We use the Python unit test framework pytest. A typical test would take one example file, parse it, and check assertions about the output:

def test_example():
    parser = ExampleParser()
    archive = EntryArchive()
    parser.parse('tests/data/example.out', archive, logging)

    run =[0]
    assert len(run.system) == 2
    assert len(run.calculation) == 2
    assert run.calculation[0].x_example_magic_value == 42

You can run all tests in the tests directory like this:

python -m pytest -svx tests

You should define individual test cases with example files that demonstrate certain features of the underlying code/format.

Other FileParser classes

Aside from TextParser, other FileParser classes are also defined. These include:

  1. DataTextParser uses the numpy.loadtxt function to load a structured data file. The loaded data can be accessed from property data.

  2. XMLParser uses the ElementTree module to parse an XML file. The parse method of the parser takes in an XPath-style key to access individual quantities. By default, automatic data type conversion is performed, which can be switched off by setting convert=False.

Add the parser to NOMAD

NOMAD has to manage multiple parsers and must decide during processing which parsers to run on which files. To accomplish this, specific parser attributes are matched to a file. These are specified by interfacing the parser with MatchingParser. There are a couple of ways to do this, first as a plug-in ( and second, directly adding it to the list of parsers (, the former being the preferred route. See how to write parser plug-ins to learn more.

    mainfile_contents_re=(r'^\s*#\s*This is example output'),
    supported_compressions=["gz", "bz2", "xz"],
    mainfile_contents_dict={'program': {'version': '1', 'name': 'EXAMPLE'}})
  • mainfile_mime_re: A regular expression on the MIME type of files. The parser is run only on files with matching MIME type. The MIME type is guessed with libmagic.

  • mainfile_contents_re: A regular expression that is applied to the first 4k characters of a file. The parser is run only on files where this matches.

  • mainfile_name_re: A regular expression that can be used to match against the name and path of the file.

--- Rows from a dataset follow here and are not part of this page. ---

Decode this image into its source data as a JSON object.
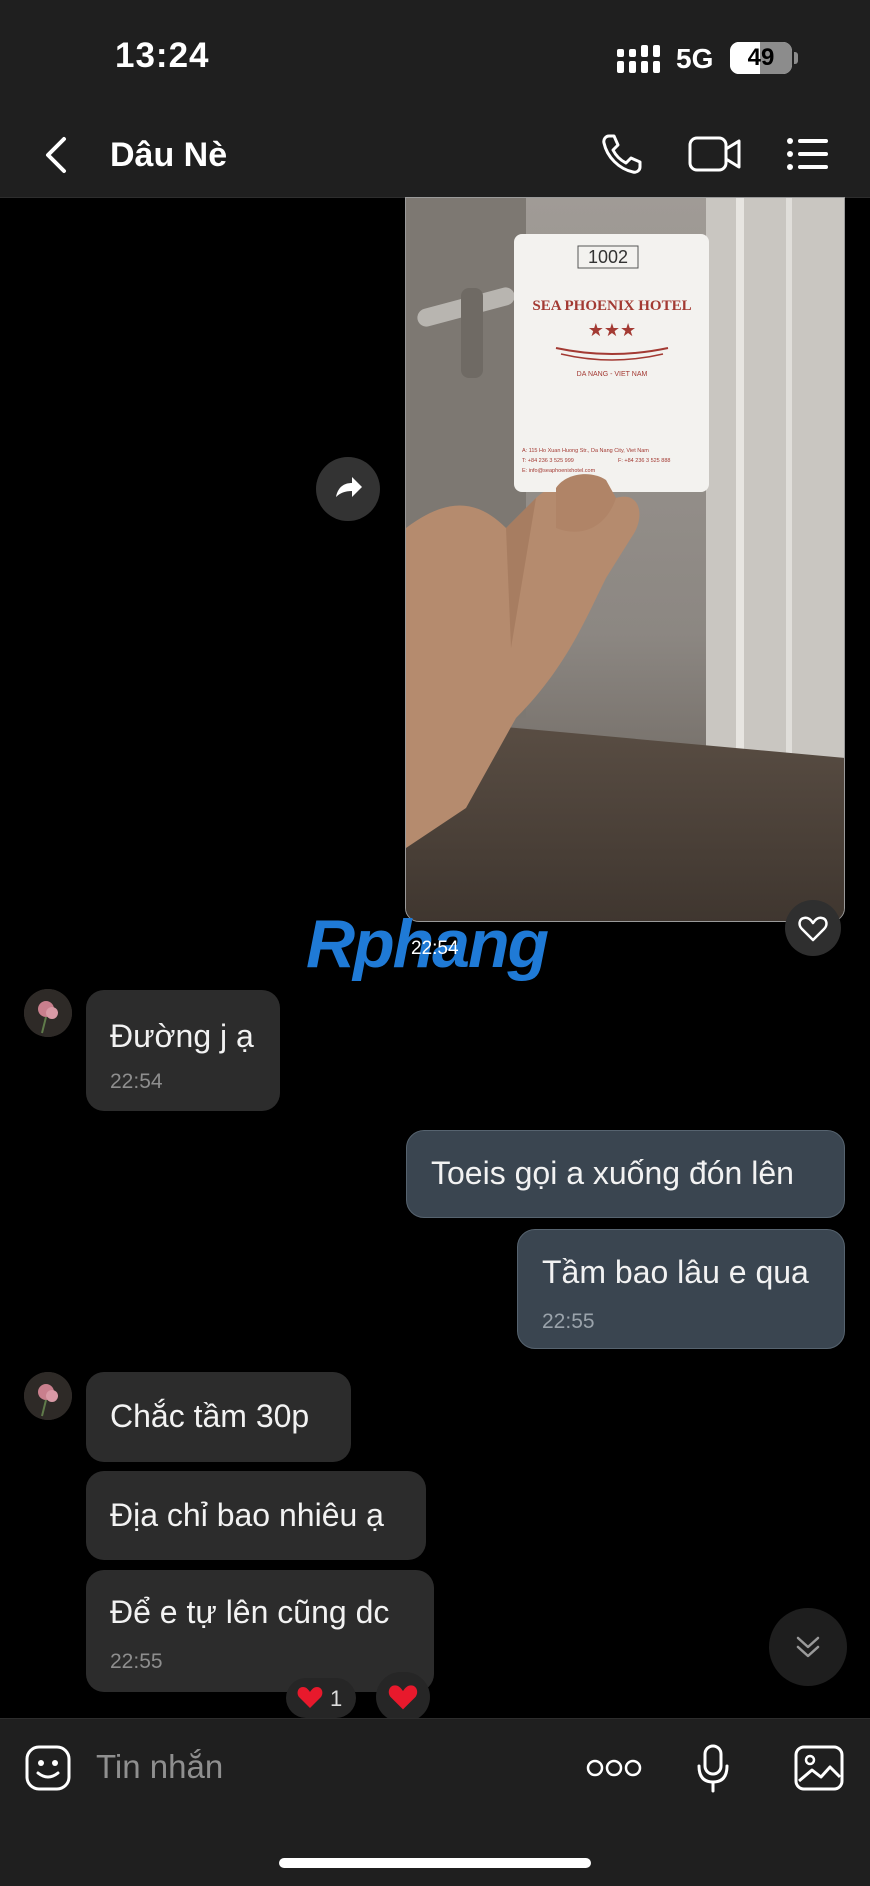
{
  "status_bar": {
    "time": "13:24",
    "network": "5G",
    "battery_percent": 49,
    "battery_text": "49"
  },
  "header": {
    "title": "Dâu Nè",
    "back_icon": "chevron-left-icon",
    "call_icon": "phone-icon",
    "video_icon": "video-camera-icon",
    "menu_icon": "list-icon"
  },
  "media_message": {
    "time": "22:54",
    "card": {
      "room": "1002",
      "hotel": "SEA PHOENIX HOTEL",
      "stars": "★★★",
      "city": "DA NANG - VIET NAM",
      "address": "A: 115 Ho Xuan Huong Str., Da Nang City, Viet Nam",
      "phone": "T: +84 236 3 525 999",
      "fax": "F: +84 236 3 525 888",
      "email": "E: info@seaphoenixhotel.com"
    }
  },
  "watermark": "Rphang",
  "messages": [
    {
      "text": "Đường j ạ",
      "time": "22:54"
    },
    {
      "text": "Toeis gọi a xuống đón lên"
    },
    {
      "text": "Tầm bao lâu e qua",
      "time": "22:55"
    },
    {
      "text": "Chắc tầm 30p"
    },
    {
      "text": "Địa chỉ bao nhiêu ạ"
    },
    {
      "text": "Để e tự lên cũng dc",
      "time": "22:55"
    }
  ],
  "reactions": {
    "heart_count": "1"
  },
  "composer": {
    "placeholder": "Tin nhắn"
  },
  "colors": {
    "background": "#000000",
    "bar": "#1f1f1f",
    "incoming_bubble": "#2c2c2c",
    "outgoing_bubble": "#3a4550",
    "heart": "#e8192c"
  }
}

  • supported compressions: A list of [gz, bz2] if the parser supports compressed files.

  • mainfile_alternative: If True, a file is mainfile unless another file in the same directory matches mainfile_name_re.

  • mainfile_contents_dict: A dictionary to match the contents of the file. If provided, it will load the file and match the value of the key(s) provided. One can also specify the keys that should be present by using the tags __has_key, __has_all_keys and __has_only_keys. For example, one can have {'program': {'__has_all_keys': ['version', 'name']}} to specify that version and name must be present in the file to be matched.

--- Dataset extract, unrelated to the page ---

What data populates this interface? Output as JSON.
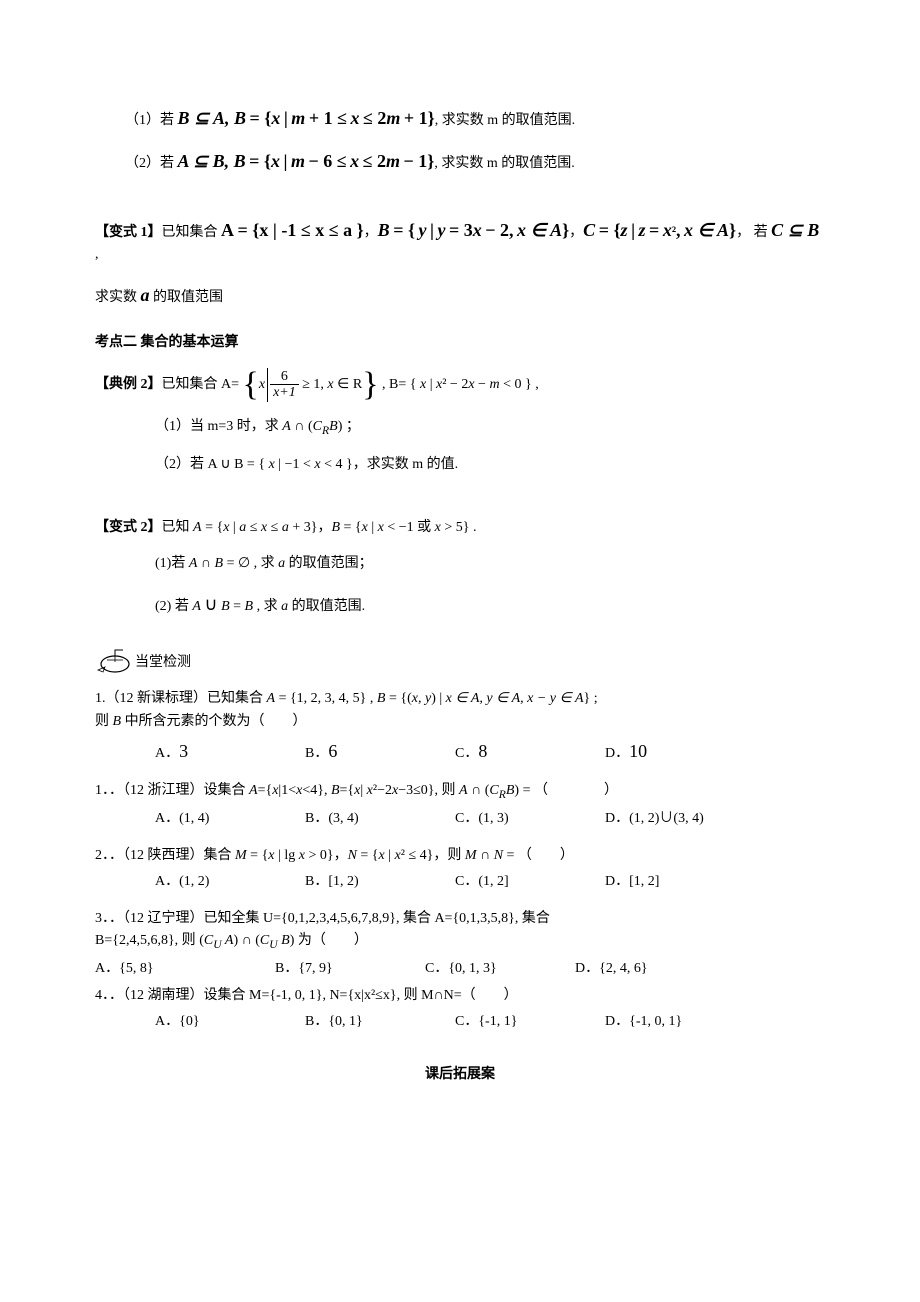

Not all of these attributes have to be used. Those that are given must all match in order to use the parser on a file.

The NOMAD infrastructure keeps a list of parser objects (in nomad/parsing/ These parsers are considered in the order they appear in the list. The first matching parser is used to parse a given file.

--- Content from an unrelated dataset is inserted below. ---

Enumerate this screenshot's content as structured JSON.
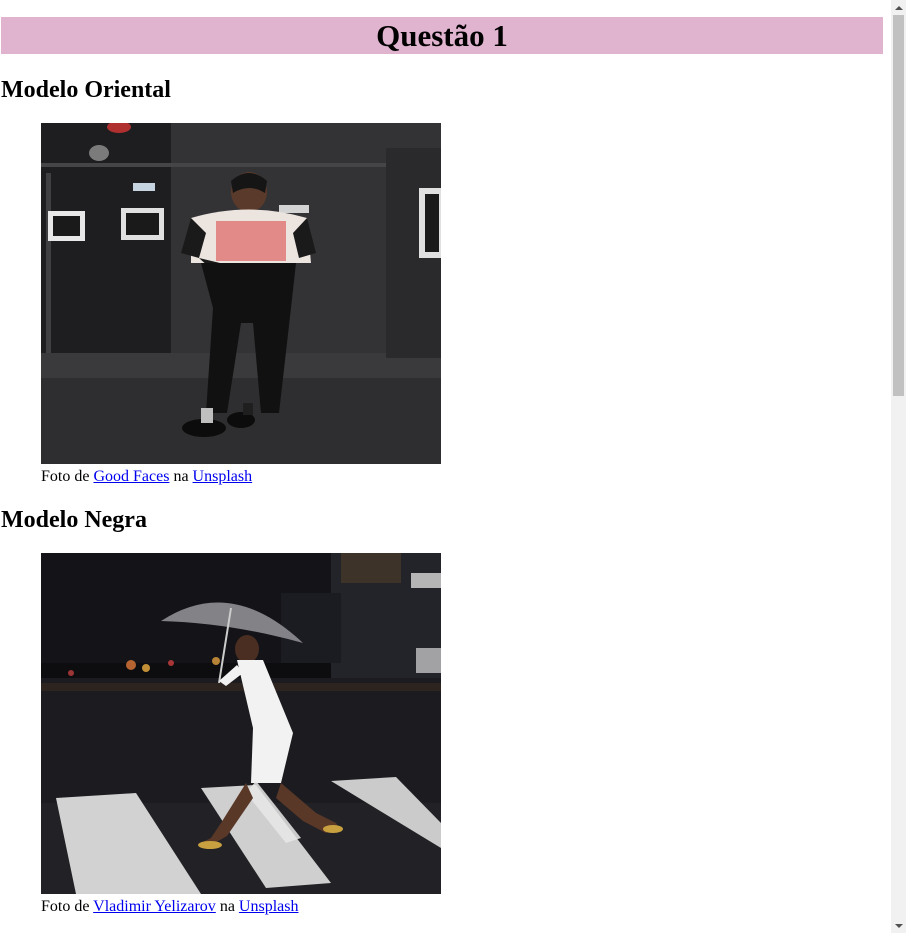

While each parser project should provide its own tests, a test should be added to the infrastructure parser tests (tests/parsing/ to guarantee that the processing runs through.

Once the parser is successfully installed and added, it becomes also available through the command line interface and normalizers are applied as well:

nomad parse tests/data/example.out

Developing an existing parser

A number of parsers are constantly being developed in NOMAD.

Description Project url
electronic structure codes
atomistic codes
workflow engines

To refine an existing parser, you should install the parser via the nomad-lab package:

pip install nomad-lab

Clone the parser project:

git clone <parser-project-url>
cd <parser-dir>

Either remove the installed parser and pip install the cloned version:

rm -rf <path-to-your-python-env>/lib/python3.9/site-packages/<parser-module-name>
pip install -e .

Or set PYTHONPATH so that the cloned code takes precedence over the installed code:

PYTHONPATH=. nomad parse <path-to-example-file>

Alternatively, you can also do a full developer setup of the NOMAD infrastructure and enhance the parser there.